__Work to complete__:
In the entries below, identify every line with the string "балльная" and copy it.

*** Material supplied ***

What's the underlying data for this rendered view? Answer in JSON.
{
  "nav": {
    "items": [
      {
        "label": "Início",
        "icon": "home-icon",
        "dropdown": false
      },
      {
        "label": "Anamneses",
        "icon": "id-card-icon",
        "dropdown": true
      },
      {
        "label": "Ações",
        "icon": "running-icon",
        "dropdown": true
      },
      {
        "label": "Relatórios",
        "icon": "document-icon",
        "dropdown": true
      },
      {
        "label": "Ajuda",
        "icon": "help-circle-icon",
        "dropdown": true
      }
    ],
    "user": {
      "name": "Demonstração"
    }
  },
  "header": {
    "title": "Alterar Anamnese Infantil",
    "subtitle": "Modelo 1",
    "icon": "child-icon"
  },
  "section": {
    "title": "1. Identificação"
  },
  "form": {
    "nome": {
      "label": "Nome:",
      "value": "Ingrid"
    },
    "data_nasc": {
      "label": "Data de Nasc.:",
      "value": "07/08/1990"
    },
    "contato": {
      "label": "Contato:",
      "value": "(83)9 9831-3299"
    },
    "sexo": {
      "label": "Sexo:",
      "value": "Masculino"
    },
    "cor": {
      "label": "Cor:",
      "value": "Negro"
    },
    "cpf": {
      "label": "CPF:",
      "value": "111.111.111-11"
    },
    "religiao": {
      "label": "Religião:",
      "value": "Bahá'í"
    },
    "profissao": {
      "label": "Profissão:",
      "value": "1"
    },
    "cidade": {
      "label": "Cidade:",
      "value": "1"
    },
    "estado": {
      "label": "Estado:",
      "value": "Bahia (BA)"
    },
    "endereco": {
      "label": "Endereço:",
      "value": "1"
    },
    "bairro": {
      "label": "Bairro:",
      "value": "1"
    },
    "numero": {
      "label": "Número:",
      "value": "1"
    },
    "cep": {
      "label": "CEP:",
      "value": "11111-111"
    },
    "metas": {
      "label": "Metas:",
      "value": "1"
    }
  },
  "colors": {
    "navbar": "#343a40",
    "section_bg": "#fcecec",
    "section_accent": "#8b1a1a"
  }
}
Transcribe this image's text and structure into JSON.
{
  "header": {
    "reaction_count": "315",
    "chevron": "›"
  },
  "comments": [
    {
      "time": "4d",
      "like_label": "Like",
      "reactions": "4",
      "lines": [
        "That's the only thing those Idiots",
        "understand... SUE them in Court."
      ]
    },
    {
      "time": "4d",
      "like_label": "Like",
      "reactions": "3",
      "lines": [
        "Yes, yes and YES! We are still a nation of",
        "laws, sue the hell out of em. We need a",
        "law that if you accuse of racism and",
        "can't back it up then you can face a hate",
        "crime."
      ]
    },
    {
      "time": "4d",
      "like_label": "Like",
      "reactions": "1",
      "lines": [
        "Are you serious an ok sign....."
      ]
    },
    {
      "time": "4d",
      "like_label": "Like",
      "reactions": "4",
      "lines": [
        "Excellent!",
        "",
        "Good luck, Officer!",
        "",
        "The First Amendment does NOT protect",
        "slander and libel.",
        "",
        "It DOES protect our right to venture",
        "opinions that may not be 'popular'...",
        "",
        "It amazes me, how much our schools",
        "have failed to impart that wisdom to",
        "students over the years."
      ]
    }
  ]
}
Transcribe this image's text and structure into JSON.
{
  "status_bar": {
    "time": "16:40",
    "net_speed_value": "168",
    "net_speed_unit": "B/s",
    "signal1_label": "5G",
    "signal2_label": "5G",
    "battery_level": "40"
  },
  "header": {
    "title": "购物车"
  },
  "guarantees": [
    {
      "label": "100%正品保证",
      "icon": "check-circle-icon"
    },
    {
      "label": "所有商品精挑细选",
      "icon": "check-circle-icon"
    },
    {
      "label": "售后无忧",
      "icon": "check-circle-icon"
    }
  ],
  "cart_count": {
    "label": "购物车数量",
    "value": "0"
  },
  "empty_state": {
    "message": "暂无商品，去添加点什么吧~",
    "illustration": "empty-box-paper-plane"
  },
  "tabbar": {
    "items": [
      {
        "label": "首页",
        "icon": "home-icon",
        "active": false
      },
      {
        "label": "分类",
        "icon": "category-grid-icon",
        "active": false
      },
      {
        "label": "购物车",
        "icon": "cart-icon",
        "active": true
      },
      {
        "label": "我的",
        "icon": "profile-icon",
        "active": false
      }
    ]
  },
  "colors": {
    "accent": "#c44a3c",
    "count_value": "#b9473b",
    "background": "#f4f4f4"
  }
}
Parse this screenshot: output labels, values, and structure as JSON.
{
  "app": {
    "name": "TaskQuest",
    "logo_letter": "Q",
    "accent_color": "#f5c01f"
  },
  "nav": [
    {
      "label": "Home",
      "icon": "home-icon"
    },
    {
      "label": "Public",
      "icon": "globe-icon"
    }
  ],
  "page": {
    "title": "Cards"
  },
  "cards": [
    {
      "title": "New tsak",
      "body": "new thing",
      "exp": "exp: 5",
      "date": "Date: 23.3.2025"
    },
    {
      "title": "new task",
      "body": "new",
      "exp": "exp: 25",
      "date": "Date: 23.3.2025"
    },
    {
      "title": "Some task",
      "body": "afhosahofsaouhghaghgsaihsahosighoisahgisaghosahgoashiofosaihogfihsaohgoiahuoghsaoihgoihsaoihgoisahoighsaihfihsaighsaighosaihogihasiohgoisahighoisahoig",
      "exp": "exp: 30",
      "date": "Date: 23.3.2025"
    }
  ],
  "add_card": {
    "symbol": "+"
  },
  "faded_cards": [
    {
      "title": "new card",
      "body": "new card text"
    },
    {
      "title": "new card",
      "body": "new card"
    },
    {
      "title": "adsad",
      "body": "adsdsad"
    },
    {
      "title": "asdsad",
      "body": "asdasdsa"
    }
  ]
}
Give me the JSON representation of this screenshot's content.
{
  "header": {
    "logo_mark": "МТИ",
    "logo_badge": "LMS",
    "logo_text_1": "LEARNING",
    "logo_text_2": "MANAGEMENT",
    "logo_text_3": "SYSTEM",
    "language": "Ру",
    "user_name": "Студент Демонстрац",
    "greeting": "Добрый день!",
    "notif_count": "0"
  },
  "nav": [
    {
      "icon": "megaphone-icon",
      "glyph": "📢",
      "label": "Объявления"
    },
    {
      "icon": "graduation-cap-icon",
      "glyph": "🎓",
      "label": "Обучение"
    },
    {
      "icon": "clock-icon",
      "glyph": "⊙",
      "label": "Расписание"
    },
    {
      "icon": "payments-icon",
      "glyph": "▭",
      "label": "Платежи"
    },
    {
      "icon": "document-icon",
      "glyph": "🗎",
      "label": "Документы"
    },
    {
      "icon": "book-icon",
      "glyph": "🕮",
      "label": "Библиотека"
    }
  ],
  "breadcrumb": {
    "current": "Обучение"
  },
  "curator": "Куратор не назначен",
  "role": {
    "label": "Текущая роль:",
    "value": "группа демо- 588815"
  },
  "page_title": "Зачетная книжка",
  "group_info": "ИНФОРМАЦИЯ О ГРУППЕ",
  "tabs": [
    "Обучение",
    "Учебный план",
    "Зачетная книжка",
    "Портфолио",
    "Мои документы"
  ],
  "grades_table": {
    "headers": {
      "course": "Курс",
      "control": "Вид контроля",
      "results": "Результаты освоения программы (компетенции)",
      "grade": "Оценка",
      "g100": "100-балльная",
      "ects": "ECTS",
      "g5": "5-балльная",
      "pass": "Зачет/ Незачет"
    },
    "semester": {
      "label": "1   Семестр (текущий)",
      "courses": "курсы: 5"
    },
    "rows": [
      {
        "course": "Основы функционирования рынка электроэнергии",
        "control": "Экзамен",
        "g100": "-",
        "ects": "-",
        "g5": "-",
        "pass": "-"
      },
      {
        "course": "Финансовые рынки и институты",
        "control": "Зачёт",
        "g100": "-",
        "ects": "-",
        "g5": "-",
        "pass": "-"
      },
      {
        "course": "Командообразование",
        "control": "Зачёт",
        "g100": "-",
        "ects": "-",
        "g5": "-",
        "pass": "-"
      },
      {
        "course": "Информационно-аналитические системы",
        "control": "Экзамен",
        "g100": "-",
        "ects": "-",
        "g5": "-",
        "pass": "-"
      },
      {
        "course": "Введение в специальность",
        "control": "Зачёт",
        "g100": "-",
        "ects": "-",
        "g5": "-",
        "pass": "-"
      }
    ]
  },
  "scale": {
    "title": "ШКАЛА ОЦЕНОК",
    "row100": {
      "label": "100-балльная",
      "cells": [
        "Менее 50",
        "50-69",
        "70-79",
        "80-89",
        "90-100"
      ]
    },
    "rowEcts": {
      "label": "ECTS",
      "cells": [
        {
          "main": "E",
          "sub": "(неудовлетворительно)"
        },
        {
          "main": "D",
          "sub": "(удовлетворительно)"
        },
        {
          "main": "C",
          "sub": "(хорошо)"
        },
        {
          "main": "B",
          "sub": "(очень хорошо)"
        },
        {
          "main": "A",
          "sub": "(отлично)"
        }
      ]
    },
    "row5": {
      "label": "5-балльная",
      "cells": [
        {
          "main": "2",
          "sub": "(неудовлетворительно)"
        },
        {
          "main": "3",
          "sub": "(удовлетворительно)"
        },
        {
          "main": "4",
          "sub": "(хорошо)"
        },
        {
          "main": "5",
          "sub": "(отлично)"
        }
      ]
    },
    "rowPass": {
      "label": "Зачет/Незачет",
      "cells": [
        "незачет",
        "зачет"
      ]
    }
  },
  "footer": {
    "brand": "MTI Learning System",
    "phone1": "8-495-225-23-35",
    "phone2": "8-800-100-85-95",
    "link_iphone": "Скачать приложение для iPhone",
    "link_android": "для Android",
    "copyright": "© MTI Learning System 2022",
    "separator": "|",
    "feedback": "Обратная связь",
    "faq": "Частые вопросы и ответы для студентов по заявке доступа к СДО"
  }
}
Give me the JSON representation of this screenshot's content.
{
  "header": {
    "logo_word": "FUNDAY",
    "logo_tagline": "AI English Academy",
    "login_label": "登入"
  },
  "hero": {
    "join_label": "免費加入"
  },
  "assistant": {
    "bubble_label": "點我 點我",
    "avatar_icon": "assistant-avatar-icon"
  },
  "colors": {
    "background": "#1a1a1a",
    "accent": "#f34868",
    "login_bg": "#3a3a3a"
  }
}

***

__Exercise output__:
      "g100": "100-балльная",
      "g5": "5-балльная",
      "label": "100-балльная",
      "label": "5-балльная",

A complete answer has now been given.